(Are ya gonna talk about the album or what?) O.K., Punch The Clock has a few well-crafted songs suitable for AOR airplay, most notably "Everyday I Write The Book," "T.K.O.," and "The King of Thieves." But sit down and listen to the whole thing and you'll begin to loathe the Muzak brass section a la Chicago, like on "Let Them All Talk" and "The World and His Wife." You will also find a sappy piano plinking away that becomes increasingly irritating, especially on "Love Went Mad." Somewhat like David Bowie, Costello should be admired for his adventures into various musical genres, but many times he returns with quirky ditties that don't hold a Bic lighter to his past accomplishments. The trademark cynicism and wit still holds true in his lyrics, but much of Costello's paranoid poetry and clever wordplay falls short of forming a cohesive song.
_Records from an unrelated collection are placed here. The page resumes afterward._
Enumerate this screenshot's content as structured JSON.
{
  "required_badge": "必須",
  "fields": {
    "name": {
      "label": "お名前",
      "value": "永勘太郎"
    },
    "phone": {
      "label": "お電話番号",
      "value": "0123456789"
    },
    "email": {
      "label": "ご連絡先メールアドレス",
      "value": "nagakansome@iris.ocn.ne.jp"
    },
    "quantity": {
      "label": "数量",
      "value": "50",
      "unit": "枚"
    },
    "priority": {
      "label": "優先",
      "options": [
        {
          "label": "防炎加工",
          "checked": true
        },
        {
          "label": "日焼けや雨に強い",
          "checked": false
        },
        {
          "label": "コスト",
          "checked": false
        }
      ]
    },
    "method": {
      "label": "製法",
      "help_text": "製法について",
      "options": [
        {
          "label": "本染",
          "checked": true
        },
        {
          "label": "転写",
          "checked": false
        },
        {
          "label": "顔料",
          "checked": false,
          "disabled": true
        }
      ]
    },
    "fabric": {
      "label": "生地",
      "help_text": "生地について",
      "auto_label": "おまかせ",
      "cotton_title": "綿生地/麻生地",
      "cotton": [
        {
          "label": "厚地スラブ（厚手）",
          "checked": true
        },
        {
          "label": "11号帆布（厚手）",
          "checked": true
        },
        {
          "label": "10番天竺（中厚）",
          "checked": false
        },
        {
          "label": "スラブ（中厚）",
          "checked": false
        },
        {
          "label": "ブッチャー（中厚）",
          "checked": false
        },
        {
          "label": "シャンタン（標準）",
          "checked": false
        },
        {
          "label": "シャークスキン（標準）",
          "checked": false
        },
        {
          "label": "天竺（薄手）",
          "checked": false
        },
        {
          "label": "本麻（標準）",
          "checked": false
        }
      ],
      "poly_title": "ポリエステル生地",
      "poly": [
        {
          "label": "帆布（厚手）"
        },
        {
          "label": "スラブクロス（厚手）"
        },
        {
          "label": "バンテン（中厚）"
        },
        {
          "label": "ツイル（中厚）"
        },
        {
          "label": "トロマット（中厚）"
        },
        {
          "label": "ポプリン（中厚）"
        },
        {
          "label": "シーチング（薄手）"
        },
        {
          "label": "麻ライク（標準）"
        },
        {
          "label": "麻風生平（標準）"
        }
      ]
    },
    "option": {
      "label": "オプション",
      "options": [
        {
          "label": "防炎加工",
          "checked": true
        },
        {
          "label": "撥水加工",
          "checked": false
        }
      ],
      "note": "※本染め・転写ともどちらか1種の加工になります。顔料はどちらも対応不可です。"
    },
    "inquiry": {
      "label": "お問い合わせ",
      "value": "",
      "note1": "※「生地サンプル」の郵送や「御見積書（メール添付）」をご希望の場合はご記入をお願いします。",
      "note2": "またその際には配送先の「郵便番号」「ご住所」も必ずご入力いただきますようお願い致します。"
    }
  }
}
Exceptions to the above would have to be "Pills and Soap" and "Shipbuilding". Both are eloquently simple in presentation and each concerns protests against war, (specifically Britain's involvement in the Faulkland Island's). The lyrics, "Give us our daily bread in individual slices / and something in the daily rag to cancel any crisis," and "With all the will in the world / diving for dear life / when we could be diving for pearls" poignantly express a nation's troubles, without the political hoopla of say the Clash or U2. Appropriately, both songs did extremely well in the British charts.
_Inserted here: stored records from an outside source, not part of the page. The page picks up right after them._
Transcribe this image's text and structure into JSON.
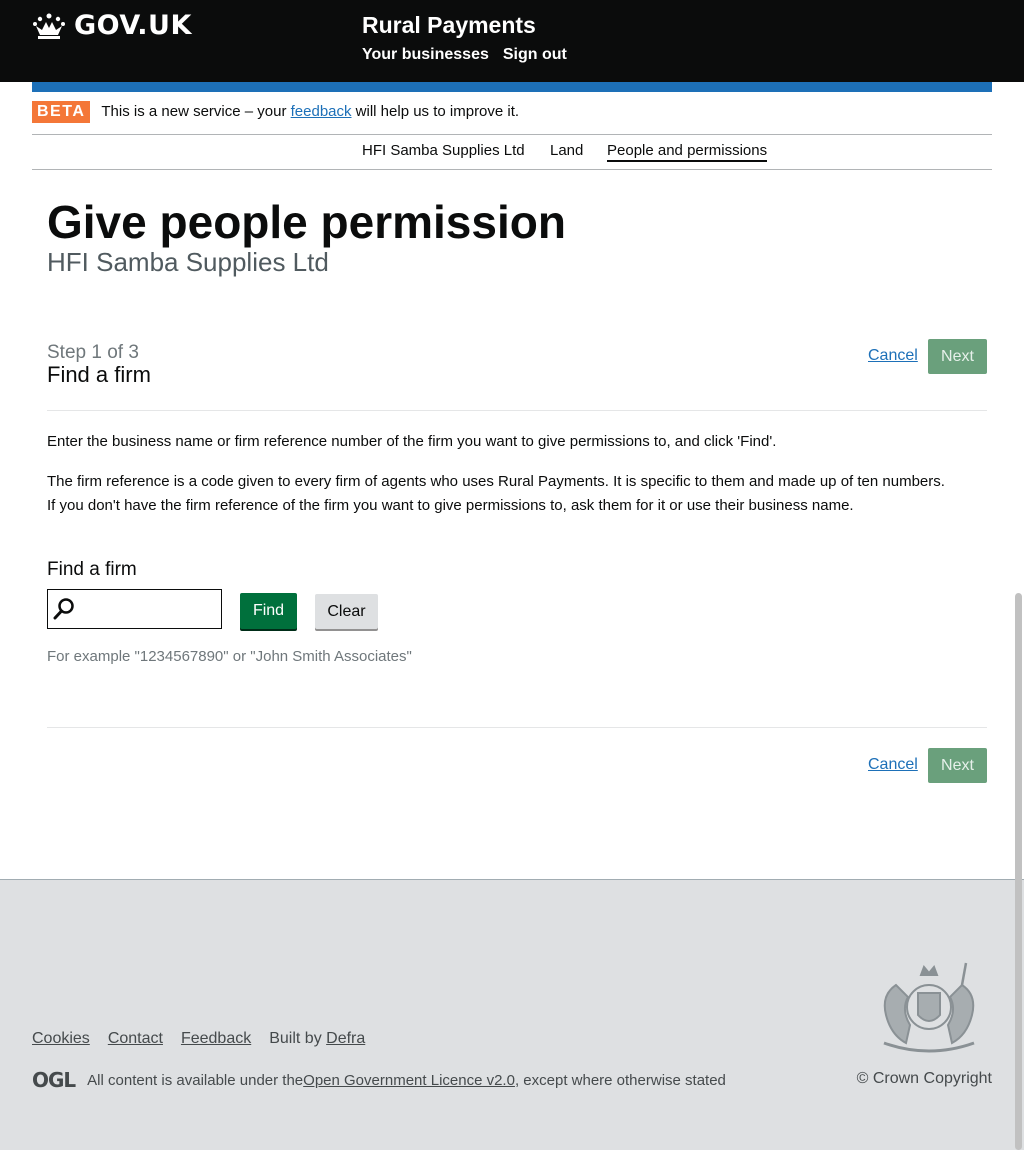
{
  "header": {
    "logo_text": "GOV.UK",
    "service_name": "Rural Payments",
    "nav": [
      "Your businesses",
      "Sign out"
    ]
  },
  "beta": {
    "tag": "BETA",
    "text_before": "This is a new service – your ",
    "link": "feedback",
    "text_after": " will help us to improve it."
  },
  "subnav": {
    "items": [
      "HFI Samba Supplies Ltd",
      "Land",
      "People and permissions"
    ],
    "active": "People and permissions"
  },
  "page": {
    "title": "Give people permission",
    "caption": "HFI Samba Supplies Ltd"
  },
  "step": {
    "label": "Step 1 of 3",
    "title": "Find a firm",
    "cancel": "Cancel",
    "next": "Next"
  },
  "content": {
    "para1": "Enter the business name or firm reference number of the firm you want to give permissions to, and click 'Find'.",
    "para2_line1": "The firm reference is a code given to every firm of agents who uses Rural Payments. It is specific to them and made up of ten numbers.",
    "para2_line2": "If you don't have the firm reference of the firm you want to give permissions to, ask them for it or use their business name."
  },
  "search": {
    "label": "Find a firm",
    "value": "",
    "find_label": "Find",
    "clear_label": "Clear",
    "hint": "For example \"1234567890\" or \"John Smith Associates\""
  },
  "footer": {
    "links": [
      "Cookies",
      "Contact",
      "Feedback"
    ],
    "built_by": "Built by ",
    "built_by_link": "Defra",
    "ogl_logo": "OGL",
    "licence_before": "All content is available under the ",
    "licence_link": "Open Government Licence v2.0",
    "licence_after": ", except where otherwise stated",
    "copyright": "© Crown Copyright"
  },
  "colors": {
    "header_bg": "#0b0c0c",
    "accent_blue": "#1d70b8",
    "beta_orange": "#f47738",
    "find_green": "#00703c",
    "next_green": "#6aa07c",
    "footer_bg": "#dee0e2"
  }
}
Another cut, "The Greatest Thing" caught my ear as being impressive, comparable to "Green Shirt" on Armed Forces or "Pump it Up" on This Year's Model. This song appears to be central to the album's title and the lyrical themes of love and boredom in the ordinary man's life. (Learned to write like that in 101.) Granted most musicians talk of love, lost and found, but Elvis is always wary of idyllic relationships: "Punch the clock and in time you'll get pulled apart / If you've married on paper and not in your heart". Fittingly, he ends the record with a tearjerker about a broken marriage. An abandoned husband sits at home getting smashed: "longing thoughts go hankering for the old home overseas / with a blindfold and a National anthem / sung in different keys". Is he apprehensive of settling down with Mrs. Costello and raising a bunch of little Elvises? Probably so. Though this effort of Costello's isn't the best example of his musical development, he's still young and an incredibly proficient songwriter. He's certainly against punching the time clock of life, day in, day out. We'll just have to wait until he punches the clock off the wall with his fist.